Instructing me to push him through all the plants to this one bit of foliage, he promptly fell in love. It was an acer, a Japanese maple, of a variety named Inabe Shidare, which was close enough to Shiduri for me to take notice straight away. Its red leaves echoed the colours of the temple; it was glorious…and would cost a ‘mere’ six hundred pounds.
Reluctantly leaving the tree behind, we ended up looking at every acer that we could find, in every garden centre and online, from the tiniest bonsai to young saplings. Being slow-growing trees, a sapling would take a very long time to reach the maturity of the huge, potted tree with which he had fallen in love, but gardening and patience go hand in hand.
As this was the first time he had ever evinced any interest in plants, let alone an all-consuming passion, I really wanted to be able to find something. And, on one rain-battered trip to the last garden centre in the area, I spotted a distant patch of red.
A young Inabe Shidare, its slender stem standing six feet tall and beautifully twisted into a spiralling column, wept deep red leaves at the back of a display. A bit of rummaging and I found a price tag… an affordable fraction of the expected price… and it was soon on its way home.

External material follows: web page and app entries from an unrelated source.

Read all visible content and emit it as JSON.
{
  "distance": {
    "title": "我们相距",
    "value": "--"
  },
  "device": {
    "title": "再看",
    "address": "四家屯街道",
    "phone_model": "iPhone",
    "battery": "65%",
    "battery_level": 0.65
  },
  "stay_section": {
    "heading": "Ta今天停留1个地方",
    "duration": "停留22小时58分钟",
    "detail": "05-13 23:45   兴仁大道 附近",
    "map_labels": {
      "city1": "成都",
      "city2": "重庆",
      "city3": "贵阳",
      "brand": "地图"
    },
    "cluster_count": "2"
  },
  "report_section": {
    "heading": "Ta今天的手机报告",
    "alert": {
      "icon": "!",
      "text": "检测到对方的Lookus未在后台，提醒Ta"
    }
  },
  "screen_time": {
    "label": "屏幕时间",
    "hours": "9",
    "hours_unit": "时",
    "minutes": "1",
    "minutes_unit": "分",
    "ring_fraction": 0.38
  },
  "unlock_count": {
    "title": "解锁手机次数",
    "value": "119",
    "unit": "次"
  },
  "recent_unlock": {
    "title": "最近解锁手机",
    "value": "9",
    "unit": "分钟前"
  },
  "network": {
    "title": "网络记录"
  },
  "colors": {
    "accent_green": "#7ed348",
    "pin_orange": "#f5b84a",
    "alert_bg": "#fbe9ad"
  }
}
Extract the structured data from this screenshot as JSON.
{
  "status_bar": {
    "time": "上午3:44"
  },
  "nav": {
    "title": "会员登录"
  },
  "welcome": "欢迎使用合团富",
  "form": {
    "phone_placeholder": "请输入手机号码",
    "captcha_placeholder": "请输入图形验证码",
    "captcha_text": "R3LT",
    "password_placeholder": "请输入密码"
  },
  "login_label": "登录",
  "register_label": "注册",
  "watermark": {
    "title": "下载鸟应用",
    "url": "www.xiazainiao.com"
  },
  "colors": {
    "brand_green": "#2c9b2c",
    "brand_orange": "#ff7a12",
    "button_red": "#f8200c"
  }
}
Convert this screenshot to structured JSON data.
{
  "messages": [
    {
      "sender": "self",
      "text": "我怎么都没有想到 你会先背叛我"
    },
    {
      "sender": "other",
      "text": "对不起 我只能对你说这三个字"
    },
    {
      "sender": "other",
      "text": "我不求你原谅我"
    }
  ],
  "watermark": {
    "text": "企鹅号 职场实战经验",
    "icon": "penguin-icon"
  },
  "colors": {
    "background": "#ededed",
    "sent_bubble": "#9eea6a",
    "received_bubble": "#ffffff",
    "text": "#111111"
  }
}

That would have been odd enough, but by next day, my son had not only researched everything about caring for the tree, decided where it would be planted when the garden is done and purchased specific acer food, he was also talking about it as a living being, not ‘just’ a tree. He checked on its well-being continually and even launched himself across the room… bearing in mind he cannot walk unaided… when he heard something outside that made him worry for the tree’s safety.
His passion for this tree spilled over and he began taking notice of the other trees around his garden, which, until now, have been no more than a green backdrop… and from there, the needs of Nature and his own response to them have begun to change the way he sees the world around him, in a quite dramatic fashion.
In the grand scheme, it may seem a small thing perhaps, but something has completely changed one man’s awareness of the natural world and its creatures, opening his mind to a new way of looking at Nature with conscious love and respect.
We cannot know where the motivation came from, what level of mind and heart were awakened to the life of trees, nor where that awakening was born, but it does seem a little ‘coincidental’. And, were the experiences of the weekend to achieve no more than that, I think we could say it had served a useful purpose.